The month-long state of emergency is not a lockdown, but rather a stay-at-home request. There will be no penalty for citizens who are out on the streets however the government recommends request that people cut their social contact by 70 to 80 percent, according to The Associated Press.

“We are not at a stage where rapid nationwide spread is being observed, but some areas are under pressure, so we don’t have the luxury of time,” Abe said in a televised news conference on Tuesday, The Guardian reported. “To relieve that pressure there will have to be a transformation in people’s behavior. Preventing an explosion in cases, saving people in serious conditions and protecting you and your loved ones depends on how we change our behavior.”

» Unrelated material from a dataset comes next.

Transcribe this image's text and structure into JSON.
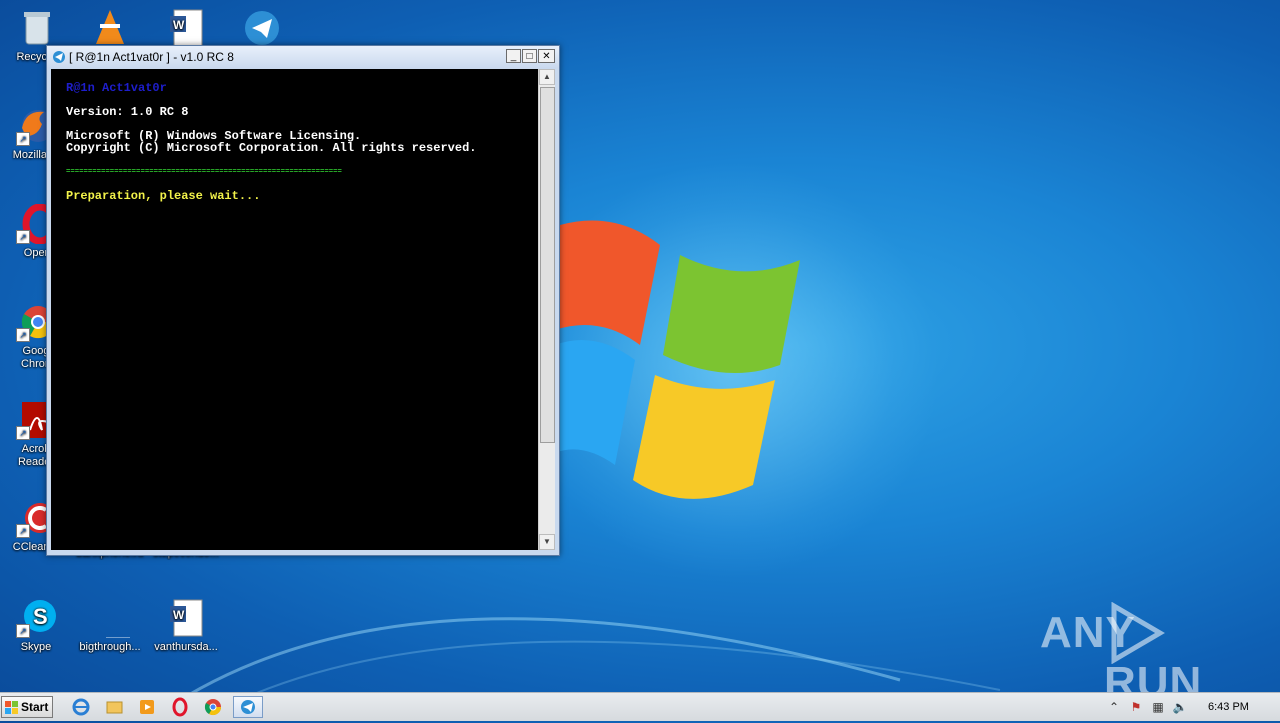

The state of emergency will last until May 6 and will apply to Tokyo, as well as Chiba, Kanagawa and Saitama prefectures, which border the capital. The prefectures of Osaka, Hyogo and Fukuoka are also included.

CHARLY TRIBALLEAU/Getty

Schools have been closed for over a month and businesses have now been advised to close. Like the rest of the world, companies have been asked to have non-essential employees work from home or in shifts.

Japan saw a surge in coronavirus cases over the weekend with now more than 3,900 confirmed cases and 92 deaths, according to data from Johns Hopkins. More than 1,000 of those cases have been in Tokyo alone — adding to worries that Japan may not have enough ICU units and beds for patients with severe symptoms.

The worldwide pandemic also caused Japan to postpone the Summer Olympics, which were previously scheduled to begin in Tokyo in July 2020. The games will now be held in summer 2021.

Japan has been battling the coronavirus since the Diamond Princess cruise ship was quarantined at the port of Yokohama, beginning on February 4. The ship had 712 cases aboard.

Click here for the most recent updates on coronavirus from Travel + Leisure.

The information in this article reflects that of the publishing time above. However, as statistics and information regarding coronavirus rapidly change, some figures may be different from when this story was originally posted. While we strive to keep our content as up to date as possible, we also recommend visiting sites like the CDC or websites of local health departments.